Bottom Line: The response changes occur in a manner that increases the ability of the circuit to convey information necessary to discriminate among closely related odors.Remarkably, a switch between which of the two odors is rewarded causes mitral cells to switch the polarity of their divergent responses.Taken together these results redefine the function of the OB as a transiently modifiable (active) filter, shaping early odor representations in behaviorally meaningful ways.

View Article: PubMed Central - PubMed

Affiliation: Department of Cell and Developmental Biology, Neuroscience Program, Rocky Mountain Taste and Smell Center, University of Colorado Denver Anschutz Medical Campus, Aurora, Colorado, United States of America.

ABSTRACT
On the basis of its primary circuit it has been postulated that the olfactory bulb (OB) is analogous to the retina in mammals. In retina, repeated exposure to the same visual stimulus results in a neural representation that remains relatively stable over time, even as the meaning of that stimulus to the animal changes. Stability of stimulus representation at early stages of processing allows for unbiased interpretation of incoming stimuli by higher order cortical centers. The alternative is that early stimulus representation is shaped by previously derived meaning, which could allow more efficient sampling of odor space providing a simplified yet biased interpretation of incoming stimuli.
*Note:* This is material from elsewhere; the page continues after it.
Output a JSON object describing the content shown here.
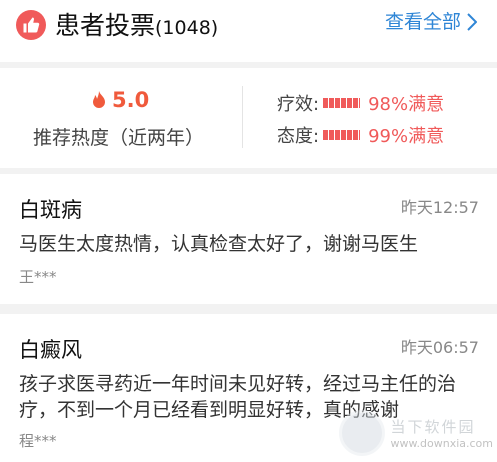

This study helps place the olfactory system on this continuum of subjective versus objective early sensory representation. Here we show that odor responses of the output cells of the OB, mitral cells, change transiently during a go-no-go odor discrimination task. The response changes occur in a manner that increases the ability of the circuit to convey information necessary to discriminate among closely related odors. Remarkably, a switch between which of the two odors is rewarded causes mitral cells to switch the polarity of their divergent responses. Taken together these results redefine the function of the OB as a transiently modifiable (active) filter, shaping early odor representations in behaviorally meaningful ways.

Show MeSH
Related in: MedlinePlus